The Importance Of Regular Maintenance For Ceramic Cartridges

It’s important to note that regular maintenance can help prevent these issues from occurring and prolong the life of your ceramic phono cartridge. One of the best ways to maintain the health of your cartridge is to keep your records clean. Dirty or dusty records can cause unnecessary wear and tear on the stylus, which can lead to signal degradation or total loss of signal. Investing in a record cleaning kit, like the one from EVEO, can help ensure that your records are clean, dry, and dust-free before each use.

In addition to keeping your records clean, it’s important to ensure that your turntable is set up correctly. Poorly configured azimuth, anti-skate, and tracking force can contribute to excessive wear on the stylus. By ensuring that your turntable is set up correctly, you can help prevent unnecessary wear on your ceramic phono cartridge.

Lastly, it’s important to handle your cartridge with care. Avoid touching the stylus with your fingers or any other objects, as this can cause damage. When not in use, store your cartridge in a protective case to prevent any accidental damage.

By following these tips for regular maintenance, you can help prevent issues with your ceramic phono cartridge and enjoy uninterrupted listening pleasure from your vinyl collection.

Why Fresh Replacements Are Often Better Than Old Stock Tetrads

When it comes to replacing a ceramic phono cartridge, some may opt for old stock tetrads. However, it’s important to note that there are potential issues with using old stock tetrads.

Firstly, the suspensions of old ceramics can harden up over time, causing dropped channels and signal degradation. Secondly, some vintage ceramics may have issues with compliance and frequency response.

On the other hand, fresh replacements offer a reliable solution to these problems. They are less likely to have hardened suspensions and are designed with better compliance and frequency response. Additionally, purchasing from a reputable vendor who stands behind their products ensures that you are getting a high-quality replacement cartridge.
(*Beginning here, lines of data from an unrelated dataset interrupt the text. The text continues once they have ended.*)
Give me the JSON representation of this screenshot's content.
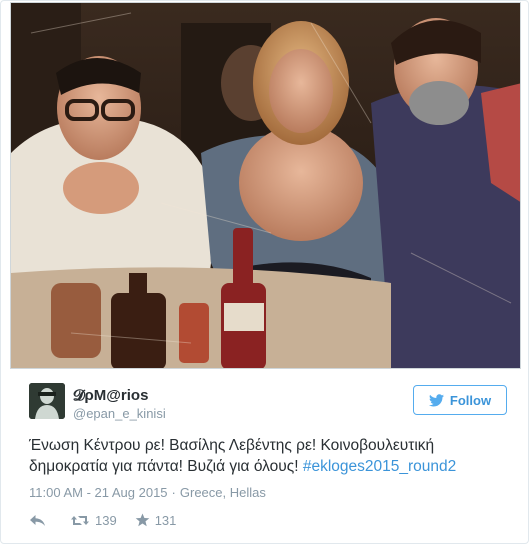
{
  "tweet": {
    "photo": {
      "icon": "tweet-photo",
      "alt": ""
    },
    "author": {
      "display_name": "𝓓ρM@rios",
      "handle": "@epan_e_kinisi",
      "avatar_icon": "user-avatar-icon"
    },
    "follow_button": {
      "label": "Follow",
      "icon": "twitter-bird-icon"
    },
    "text": {
      "line1": "Ένωση Κέντρου ρε! Βασίλης Λεβέντης ρε! Κοινοβουλευτική",
      "line2_plain": "δημοκρατία για πάντα! Βυζιά για όλους! ",
      "hashtag": "#ekloges2015_round2"
    },
    "meta": {
      "time": "11:00 AM - 21 Aug 2015",
      "separator": "·",
      "location": "Greece, Hellas"
    },
    "actions": {
      "reply_icon": "reply-icon",
      "retweet_icon": "retweet-icon",
      "retweet_count": "139",
      "favorite_icon": "star-icon",
      "favorite_count": "131"
    },
    "colors": {
      "link": "#3b94d9",
      "muted": "#8899a6",
      "text": "#292f33",
      "border": "#e1e8ed"
    }
  }
}
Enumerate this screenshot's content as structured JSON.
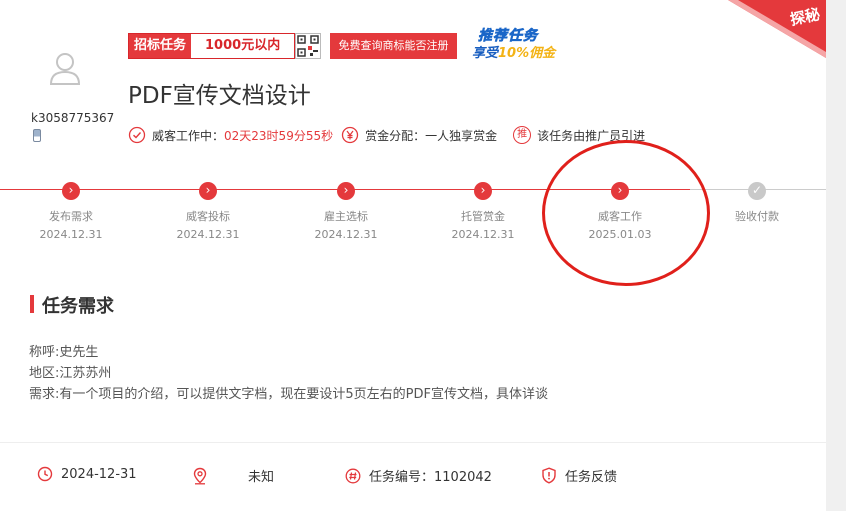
{
  "user": {
    "name": "k3058775367"
  },
  "badges": {
    "tag_label": "招标任务",
    "budget": "1000元以内",
    "free_button": "免费查询商标能否注册",
    "promo_line1": "推荐任务",
    "promo_line2_a": "享受",
    "promo_line2_b": "10%佣金",
    "corner": "探秘"
  },
  "task": {
    "title": "PDF宣传文档设计",
    "status_label": "威客工作中：",
    "countdown": "02天23时59分55秒",
    "reward_label": "赏金分配：",
    "reward_value": "一人独享赏金",
    "promoter": "该任务由推广员引进",
    "promoter_icon_text": "推"
  },
  "progress": {
    "steps": [
      {
        "name": "发布需求",
        "date": "2024.12.31"
      },
      {
        "name": "威客投标",
        "date": "2024.12.31"
      },
      {
        "name": "雇主选标",
        "date": "2024.12.31"
      },
      {
        "name": "托管赏金",
        "date": "2024.12.31"
      },
      {
        "name": "威客工作",
        "date": "2025.01.03"
      },
      {
        "name": "验收付款",
        "date": ""
      }
    ]
  },
  "requirements": {
    "heading": "任务需求",
    "contact": "称呼:史先生",
    "region": "地区:江苏苏州",
    "desc": "需求:有一个项目的介绍，可以提供文字档，现在要设计5页左右的PDF宣传文档，具体详谈"
  },
  "footer": {
    "date": "2024-12-31",
    "location": "未知",
    "task_no": "任务编号：1102042",
    "feedback": "任务反馈"
  },
  "colors": {
    "accent": "#e4393c",
    "annotation": "#e0201b"
  }
}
It’s also worth noting that the consistency of new manufactured parts may not be as good as it was in the past. However, fresh replacements are still a better option compared to using old stock tetrads that may have potential issues.

Tips For Extending The Lifespan Of Your Ceramic Cartridge

If you want to extend the lifespan of your ceramic phono cartridge, there are a few things you can do.

First, make sure you handle the cartridge with care. Avoid dropping it or exposing it to extreme temperatures or humidity. Also, make sure to clean the stylus regularly using a stylus brush or cleaning solution. This will prevent buildup of dirt and debris that can cause premature wear on the stylus.

Secondly, be mindful of the tracking force when playing your records. Ceramic cartridges typically track at 4 to 7 grams, which can cause faster record wear. Make sure to adjust the tracking force according to the manufacturer’s recommendations and avoid playing records that are excessively dirty or damaged.

Finally, consider upgrading to a magnetic cartridge if you’re looking for higher fidelity reproduction. Magnetic cartridges have a wider frequency response and better channel separation compared to ceramic cartridges. However, if you prefer the sound of your ceramic cartridge, make sure to take good care of it and follow these tips to extend its lifespan.